One Viennese tradition in winter is to sit around a marble coffee house tabletop with a warming coffee. Another is to turn a few circles at the open-air ice rink run by the Wiener Eislaufverein (Viennese ice skating association).
- Outdoor rink with a long, prestigious history
- easily reached just outside the old town
- The season normally runs late October to early March
- …2023 season starts on October 21st
- Often hosts special events in and out of the skating season
- See also:
City-centre ice skating
(Modern entrance to a very traditional activity and setting)
The Eislaufverein’s rink is remarkably close to the city centre, along Lothringerstraße.
That road was named after Franz Stephan von Lothringen, the husband of Empress Maria Theresa. I don’t know if his feet ever took a turn on the ice, or if a court official once bore the title, Keeper of the Imperial Skates.
Despite its closeness to the centre, the rink’s setting is not quite as romantic as you might imagine, though the ice did play an important role in the denouement to the Sachertorte rom com.
On one side is the majesty of the famous Konzerthaus concert hall, but the opposite side is the modern Intercontinental Hotel.
(To one side of the rink you can see the Konzerthaus, opened in 1913)
The rink’s rear also looks fairly non-descript. However, the area is set to undergo significant development and the surrounds will no doubt change in the coming years.
All-in-all, then, ice skating here is more practical than fairytale, but still immensely popular with locals: tens of thousands of visitors typically twirl (or stumble) their way around the 6,000m2 of ice across the season.
The Eislaufverein itself was first established in 1867 and has a prestigious history.
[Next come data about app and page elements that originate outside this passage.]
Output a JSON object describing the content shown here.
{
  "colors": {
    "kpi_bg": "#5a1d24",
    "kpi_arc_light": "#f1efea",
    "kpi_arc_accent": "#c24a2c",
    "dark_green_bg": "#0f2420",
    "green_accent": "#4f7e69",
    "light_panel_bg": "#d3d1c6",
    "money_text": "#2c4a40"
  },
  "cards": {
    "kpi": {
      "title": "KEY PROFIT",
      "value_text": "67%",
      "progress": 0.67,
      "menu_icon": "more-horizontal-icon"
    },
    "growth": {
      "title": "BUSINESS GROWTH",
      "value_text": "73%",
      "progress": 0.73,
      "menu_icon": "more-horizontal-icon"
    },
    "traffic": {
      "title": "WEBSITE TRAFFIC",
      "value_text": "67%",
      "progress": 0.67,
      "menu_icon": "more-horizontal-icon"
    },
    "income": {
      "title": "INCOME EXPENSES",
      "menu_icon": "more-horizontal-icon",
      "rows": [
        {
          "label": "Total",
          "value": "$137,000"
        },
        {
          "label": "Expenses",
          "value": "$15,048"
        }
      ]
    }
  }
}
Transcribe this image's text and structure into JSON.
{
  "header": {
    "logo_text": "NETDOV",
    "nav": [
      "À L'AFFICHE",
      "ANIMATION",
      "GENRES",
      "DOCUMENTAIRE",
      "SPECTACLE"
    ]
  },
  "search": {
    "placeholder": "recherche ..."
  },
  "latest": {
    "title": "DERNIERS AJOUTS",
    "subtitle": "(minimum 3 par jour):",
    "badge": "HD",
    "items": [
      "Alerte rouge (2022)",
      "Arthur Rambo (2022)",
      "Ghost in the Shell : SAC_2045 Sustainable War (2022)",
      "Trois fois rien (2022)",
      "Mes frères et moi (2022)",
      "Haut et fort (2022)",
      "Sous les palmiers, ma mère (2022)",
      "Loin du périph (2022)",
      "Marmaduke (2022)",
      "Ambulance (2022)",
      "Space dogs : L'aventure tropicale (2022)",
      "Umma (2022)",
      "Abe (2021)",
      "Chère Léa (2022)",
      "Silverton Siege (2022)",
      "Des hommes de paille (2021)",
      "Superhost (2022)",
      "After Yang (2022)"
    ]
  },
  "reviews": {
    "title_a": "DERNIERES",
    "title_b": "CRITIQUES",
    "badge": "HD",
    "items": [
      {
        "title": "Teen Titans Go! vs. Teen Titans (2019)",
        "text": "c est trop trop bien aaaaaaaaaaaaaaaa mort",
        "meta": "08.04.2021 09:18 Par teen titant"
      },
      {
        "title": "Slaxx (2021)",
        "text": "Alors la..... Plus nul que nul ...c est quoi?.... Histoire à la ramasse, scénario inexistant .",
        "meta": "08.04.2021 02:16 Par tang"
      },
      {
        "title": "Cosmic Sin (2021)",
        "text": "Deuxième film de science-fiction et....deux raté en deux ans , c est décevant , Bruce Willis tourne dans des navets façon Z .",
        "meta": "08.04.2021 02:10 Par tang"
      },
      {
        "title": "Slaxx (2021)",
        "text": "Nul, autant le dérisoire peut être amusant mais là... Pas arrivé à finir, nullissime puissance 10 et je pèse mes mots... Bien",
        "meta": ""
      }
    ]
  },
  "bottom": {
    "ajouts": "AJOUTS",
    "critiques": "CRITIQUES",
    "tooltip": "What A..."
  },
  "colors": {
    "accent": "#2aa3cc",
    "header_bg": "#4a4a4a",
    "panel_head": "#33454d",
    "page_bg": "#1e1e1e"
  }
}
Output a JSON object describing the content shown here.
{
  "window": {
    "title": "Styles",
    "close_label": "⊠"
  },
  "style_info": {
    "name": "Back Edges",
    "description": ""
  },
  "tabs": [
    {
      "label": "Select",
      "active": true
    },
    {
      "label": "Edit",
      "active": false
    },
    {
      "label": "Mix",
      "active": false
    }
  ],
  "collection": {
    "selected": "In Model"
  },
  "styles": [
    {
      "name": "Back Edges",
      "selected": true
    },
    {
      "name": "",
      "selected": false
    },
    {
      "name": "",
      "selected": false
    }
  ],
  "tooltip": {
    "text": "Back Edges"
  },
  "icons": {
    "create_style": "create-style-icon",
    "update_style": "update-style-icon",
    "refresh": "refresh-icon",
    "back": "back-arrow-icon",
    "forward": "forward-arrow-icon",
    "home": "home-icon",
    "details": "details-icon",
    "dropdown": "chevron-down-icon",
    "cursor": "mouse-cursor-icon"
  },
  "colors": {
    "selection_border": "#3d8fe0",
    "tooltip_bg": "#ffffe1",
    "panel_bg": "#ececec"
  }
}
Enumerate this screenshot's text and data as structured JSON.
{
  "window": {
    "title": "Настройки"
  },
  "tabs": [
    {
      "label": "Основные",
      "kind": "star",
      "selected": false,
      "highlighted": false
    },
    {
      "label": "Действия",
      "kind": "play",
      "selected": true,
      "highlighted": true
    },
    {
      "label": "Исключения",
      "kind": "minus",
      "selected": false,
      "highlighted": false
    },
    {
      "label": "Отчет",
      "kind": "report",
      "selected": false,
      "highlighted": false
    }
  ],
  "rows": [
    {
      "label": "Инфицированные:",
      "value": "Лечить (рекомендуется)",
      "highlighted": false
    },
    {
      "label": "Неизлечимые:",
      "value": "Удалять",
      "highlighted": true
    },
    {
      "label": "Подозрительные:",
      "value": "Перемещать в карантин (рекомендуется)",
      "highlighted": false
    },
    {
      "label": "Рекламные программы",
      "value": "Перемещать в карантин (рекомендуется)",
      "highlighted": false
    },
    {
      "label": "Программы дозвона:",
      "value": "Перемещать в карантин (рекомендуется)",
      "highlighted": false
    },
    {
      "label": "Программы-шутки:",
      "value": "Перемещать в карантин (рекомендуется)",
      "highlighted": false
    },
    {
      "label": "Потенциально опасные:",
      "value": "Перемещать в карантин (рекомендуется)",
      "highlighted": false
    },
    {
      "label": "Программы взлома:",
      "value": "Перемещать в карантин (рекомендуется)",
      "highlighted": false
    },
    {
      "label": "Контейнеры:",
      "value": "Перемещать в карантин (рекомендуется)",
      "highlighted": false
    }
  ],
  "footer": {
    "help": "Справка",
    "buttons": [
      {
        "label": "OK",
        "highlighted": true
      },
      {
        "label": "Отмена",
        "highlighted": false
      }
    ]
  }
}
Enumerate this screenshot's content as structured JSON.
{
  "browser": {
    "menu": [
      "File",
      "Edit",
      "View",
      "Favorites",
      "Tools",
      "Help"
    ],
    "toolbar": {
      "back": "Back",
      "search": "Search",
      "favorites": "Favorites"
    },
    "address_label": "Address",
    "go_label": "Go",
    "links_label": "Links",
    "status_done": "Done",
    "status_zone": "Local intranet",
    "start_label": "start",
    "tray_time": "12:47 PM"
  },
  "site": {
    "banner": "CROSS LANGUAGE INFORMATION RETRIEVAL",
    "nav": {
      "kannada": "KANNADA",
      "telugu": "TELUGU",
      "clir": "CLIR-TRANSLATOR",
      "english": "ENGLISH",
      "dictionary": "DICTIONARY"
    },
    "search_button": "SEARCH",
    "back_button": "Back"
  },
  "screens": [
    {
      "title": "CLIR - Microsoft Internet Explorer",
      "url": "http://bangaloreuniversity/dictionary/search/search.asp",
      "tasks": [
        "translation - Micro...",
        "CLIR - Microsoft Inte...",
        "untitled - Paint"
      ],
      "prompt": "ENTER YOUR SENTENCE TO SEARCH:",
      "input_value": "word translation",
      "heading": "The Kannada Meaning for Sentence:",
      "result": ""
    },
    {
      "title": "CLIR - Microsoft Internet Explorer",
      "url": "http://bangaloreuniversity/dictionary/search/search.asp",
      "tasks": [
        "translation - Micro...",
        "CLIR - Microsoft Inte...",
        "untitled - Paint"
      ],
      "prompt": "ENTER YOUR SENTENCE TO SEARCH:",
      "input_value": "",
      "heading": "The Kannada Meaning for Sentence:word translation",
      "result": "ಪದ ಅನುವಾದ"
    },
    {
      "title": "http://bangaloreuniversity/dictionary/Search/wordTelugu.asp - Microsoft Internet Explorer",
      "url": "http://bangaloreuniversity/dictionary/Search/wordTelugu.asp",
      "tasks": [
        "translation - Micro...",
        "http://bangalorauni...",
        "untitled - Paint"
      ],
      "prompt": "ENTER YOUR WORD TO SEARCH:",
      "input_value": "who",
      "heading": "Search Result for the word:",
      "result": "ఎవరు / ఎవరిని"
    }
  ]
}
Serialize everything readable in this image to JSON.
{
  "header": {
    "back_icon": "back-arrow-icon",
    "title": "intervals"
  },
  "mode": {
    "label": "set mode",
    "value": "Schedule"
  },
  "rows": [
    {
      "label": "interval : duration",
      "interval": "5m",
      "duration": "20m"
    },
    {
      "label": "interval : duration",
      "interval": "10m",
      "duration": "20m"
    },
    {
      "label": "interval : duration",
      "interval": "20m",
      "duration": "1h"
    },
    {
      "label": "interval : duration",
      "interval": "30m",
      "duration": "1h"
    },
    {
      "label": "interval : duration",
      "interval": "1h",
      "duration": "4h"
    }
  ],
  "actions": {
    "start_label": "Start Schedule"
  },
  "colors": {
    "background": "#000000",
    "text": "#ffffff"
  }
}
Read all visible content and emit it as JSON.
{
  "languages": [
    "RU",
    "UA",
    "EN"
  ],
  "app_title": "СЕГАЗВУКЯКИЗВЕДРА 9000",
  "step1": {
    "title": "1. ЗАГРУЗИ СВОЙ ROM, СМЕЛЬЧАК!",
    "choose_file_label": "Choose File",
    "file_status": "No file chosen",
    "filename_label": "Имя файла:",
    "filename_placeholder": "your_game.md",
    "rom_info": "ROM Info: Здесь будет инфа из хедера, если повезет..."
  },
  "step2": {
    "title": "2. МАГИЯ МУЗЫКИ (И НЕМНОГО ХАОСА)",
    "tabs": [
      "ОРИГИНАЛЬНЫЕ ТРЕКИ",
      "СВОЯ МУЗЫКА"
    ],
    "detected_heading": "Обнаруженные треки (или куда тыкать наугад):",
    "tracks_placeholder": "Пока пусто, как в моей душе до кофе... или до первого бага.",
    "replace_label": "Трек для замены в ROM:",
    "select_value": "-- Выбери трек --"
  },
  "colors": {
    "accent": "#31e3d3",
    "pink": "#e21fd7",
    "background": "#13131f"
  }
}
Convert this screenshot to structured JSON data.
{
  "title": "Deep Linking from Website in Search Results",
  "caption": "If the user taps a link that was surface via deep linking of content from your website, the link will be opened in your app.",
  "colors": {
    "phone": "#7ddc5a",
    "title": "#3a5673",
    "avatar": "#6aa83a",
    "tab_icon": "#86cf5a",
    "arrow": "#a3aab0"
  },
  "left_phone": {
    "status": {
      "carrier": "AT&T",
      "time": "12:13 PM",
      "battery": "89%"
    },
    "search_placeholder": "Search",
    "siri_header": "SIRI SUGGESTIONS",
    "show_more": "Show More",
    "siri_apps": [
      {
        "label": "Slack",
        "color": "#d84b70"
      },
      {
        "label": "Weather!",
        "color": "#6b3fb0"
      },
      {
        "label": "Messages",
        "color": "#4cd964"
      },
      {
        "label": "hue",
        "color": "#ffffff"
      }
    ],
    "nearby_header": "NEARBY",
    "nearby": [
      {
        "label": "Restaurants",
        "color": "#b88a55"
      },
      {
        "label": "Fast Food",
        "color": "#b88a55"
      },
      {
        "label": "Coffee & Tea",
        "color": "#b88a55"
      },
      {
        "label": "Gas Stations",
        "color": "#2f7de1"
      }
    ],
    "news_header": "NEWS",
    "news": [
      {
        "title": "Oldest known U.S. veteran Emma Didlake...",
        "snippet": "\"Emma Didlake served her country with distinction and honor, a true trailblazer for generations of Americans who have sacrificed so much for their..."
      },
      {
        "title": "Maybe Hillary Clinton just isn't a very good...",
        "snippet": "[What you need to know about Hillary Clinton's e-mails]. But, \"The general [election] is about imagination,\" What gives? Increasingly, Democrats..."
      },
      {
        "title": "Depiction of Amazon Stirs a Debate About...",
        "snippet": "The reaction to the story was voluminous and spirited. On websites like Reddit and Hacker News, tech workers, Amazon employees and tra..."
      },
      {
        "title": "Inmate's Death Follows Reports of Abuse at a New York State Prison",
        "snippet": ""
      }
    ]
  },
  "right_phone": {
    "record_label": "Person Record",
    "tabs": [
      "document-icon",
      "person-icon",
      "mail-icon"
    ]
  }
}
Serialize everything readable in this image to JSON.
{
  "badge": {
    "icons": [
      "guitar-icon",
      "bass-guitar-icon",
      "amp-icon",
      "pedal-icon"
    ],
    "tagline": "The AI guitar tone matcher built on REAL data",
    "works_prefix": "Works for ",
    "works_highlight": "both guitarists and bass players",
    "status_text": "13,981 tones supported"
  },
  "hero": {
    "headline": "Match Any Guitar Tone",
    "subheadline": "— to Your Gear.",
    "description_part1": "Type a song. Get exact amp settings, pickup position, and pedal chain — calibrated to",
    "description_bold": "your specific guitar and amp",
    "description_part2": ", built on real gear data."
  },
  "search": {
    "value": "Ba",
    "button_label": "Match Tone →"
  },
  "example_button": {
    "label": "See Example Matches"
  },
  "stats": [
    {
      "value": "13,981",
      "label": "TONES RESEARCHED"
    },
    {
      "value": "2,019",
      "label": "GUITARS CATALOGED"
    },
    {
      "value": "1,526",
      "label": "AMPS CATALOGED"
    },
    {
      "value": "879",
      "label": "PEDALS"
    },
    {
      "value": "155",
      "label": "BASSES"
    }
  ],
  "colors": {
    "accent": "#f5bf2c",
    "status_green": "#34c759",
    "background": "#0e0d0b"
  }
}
For example, European, World and Olympic figure skating champions have emerged from its midst. It moved to its current home in 1901, which at one point was the largest artificial ice rink in the world.
(View over the Eislaufverein toward the Karlskirche church on a postcard from around 1900 published by Carl (Karl) Ledermann jun.; Wien Museum Inv.-Nr. 182907; excerpt reproduced with permission under the terms of the CC0 licence)
The Viennese approach to figure skating (inspired by the American skater Jackson Haines) also played an influential role in moving the sport away from the rigid (British) approach and toward the more fluid, dynamic sport we know today.
UNESCO even declared the Viennese tradition of dancing circles around the rink to music part of Austria’s official intangible cultural heritage.
Dates, tickets & tips
I don’t have full dates yet for the 23/24 winter season, but it looks set to begin on October 21st. Expect the season to run until early March, 2024.
Entrance fees at the counter include concessions for kids, families, etc.. Check the official website for up-to-date details on tickets, times, dates etc.
Special events & neighbours
You might actually drop in to the Eislaufverein with no intention of putting on skates or watching others pirouette their way across the ice. The location has hosted, for example, training sessions for an ATP 500 tennis tournament, an art fair, and the CEV BeachVolley Nations Cup.
The neighbouring Konzerthaus reflects the musical flavour of the wider area. A stony Beethoven, for example, stares across at the skaters from the other side of the road. (His thoughts on the choice of music played on the rink remain unknown.)
Subway: U4 line to Stadtpark (take the southwest exit to the beautiful Wagner-designed station building)
Tram: D, 71 or 2 to Schwarzenbergplatz (and a short walk up past the Konzerthaus)
Bus: 4A to Akademietheater
Address: Lothringerstraße 22, 1030 Vienna